The epidemic of indecision and timidity pouring out of the offices of premiers and the prime minister has turned Christmas into a game of chance for thousands of Australian families.
The comforting seasonal traditions of visiting relatives or having them over for gifts and good food are being disrupted by the will-they-or-won’t-they factor.
Will the Queensland/New South Wales border stay open? Why won’t governments reintroduce compulsory precautions against the further spread of Covid-19?
The loss of seasonal certainty is deeply felt in most communities.
But an even broader concern is the absence of firm management of this health crisis by some governments at the state and federal levels.
There has been an abdication of responsibility by those governments as they anxiously tend to their political base rather than the wider good. And this has been accompanied – in what history surely will record as a moment of brilliant public administration comedy – by demands that individual Australians take personal responsibility for virus outbreaks.
The expanding notion that no government is good government is a debate topic, not a response to a crisis. And it is easily converted into camouflage for incompetence.
Government leaders in various jurisdictions are offering what they see as gallant resistance to unpopular measures to contain viral spread. Their gallantry has bred chaos as Omicron sweeps through communities.
It’s not a surrender to Covid but to the politics of the pandemic, a kowtowing to the incoherent mob claiming their freedoms are being co-opted by health experts.
There are also the more justifiable concerns of business, particularly small business, which has been pushed to the limits of survival in some instances by the fight against the disease. Of secondary consideration for some of these folk is the fact their customers can’t buy goods and services while in an ICU ward.
The examples of government defying global precedent on fighting Covid are stark.
In NSW, premier Dominic Perrottet has spent much of the past two months telling his voters what he will not do — a strange positioning for a government ostensibly dedicated to getting things done. While reintroducing mandatory QR code check-ins in hospitality and retail venues on Thursday, he sought endorsement from voters by so far resisting calls for the reintroduction of further government restrictions. It seems this was a sign of strength.
It was also a sign the premier appeared to be ignoring reality.
On Thursday NSW reported more than 5,700 Covid cases, and the queues to be tested are being matched in scale by the number of hospitalisations. The number of hospitalised Covid patients rose from 302 to 347 in 24 hours.
It is not that Australia has had a unique history with the virus, much as we might strut boastfully as we highlight our vaccination rates. Denmark had a splendid vaccination rate as well but is now back to closing public gathering places, from zoos to cinemas, in desperate attempts to forestall an Omicron takeover.
Tolerating Covid has not worked elsewhere.

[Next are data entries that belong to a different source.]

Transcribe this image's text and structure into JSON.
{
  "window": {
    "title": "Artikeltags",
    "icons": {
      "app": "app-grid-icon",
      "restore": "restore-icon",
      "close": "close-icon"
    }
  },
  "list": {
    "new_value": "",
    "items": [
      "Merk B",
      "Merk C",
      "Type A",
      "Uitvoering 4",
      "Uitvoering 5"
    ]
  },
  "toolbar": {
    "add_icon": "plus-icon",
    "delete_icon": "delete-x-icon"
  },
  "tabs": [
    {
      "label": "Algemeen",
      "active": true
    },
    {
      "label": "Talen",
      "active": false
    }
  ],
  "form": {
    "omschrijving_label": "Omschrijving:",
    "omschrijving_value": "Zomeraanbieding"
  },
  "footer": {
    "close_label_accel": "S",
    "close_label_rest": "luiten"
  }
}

Doing little or nothing is a deadly strategy.
It’s a throwback to March 2020 when prime minister Scott Morrison declared – on Friday 13 – he was going to an NRL game the next day immediately after the announcement of advice to restrict large gatherings commencing the next Monday.
One gets a measure of Morrison’s grasp of the emergency and his political priority from his later justification for the proposed outing, which he then cancelled: “The game wasn’t that great to watch but you have got to be loyal to your team. Always.”
The emerging Australian commitment to inaction was road-tested by Britain’s Boris Johnson and arguably was a disaster.
Tougher restrictions are now in place in Britain as Johnson pays a political price for past laxity and hypocrisy. Downing Street is being portrayed in leaks as being party central while Britons elsewhere were ordered to isolate.
The widespread condemnation of lockdowns has also had its fans in other countries – until this latest wave of infections. Lockdowns are now in place in the Netherlands and are being considered essential elsewhere.
Apparently the need for booster shots came as a surprise to those in Australia in charge of distributing them, despite the rest of the world having talked through the issue for several weeks.
Israel is now considering a second booster shot – a fourth vaccination, while many Australians have been frustrated by supply and distribution issues in getting their third.
An attempt to placate the frustration came with assurances that there were plenty of doses in stock and about to be delivered. One epidemiologist replied the vaccines had to be in arms, not trucks.
The Covid pandemic is a major health emergency which is eroding faith in elected representatives, but less so in those states who have stood firm on unpopular measures.
The flinching by government has added to chaos and, more importantly, to the likelihood thousands more Australians will be incapacitated, or even killed, by the virus.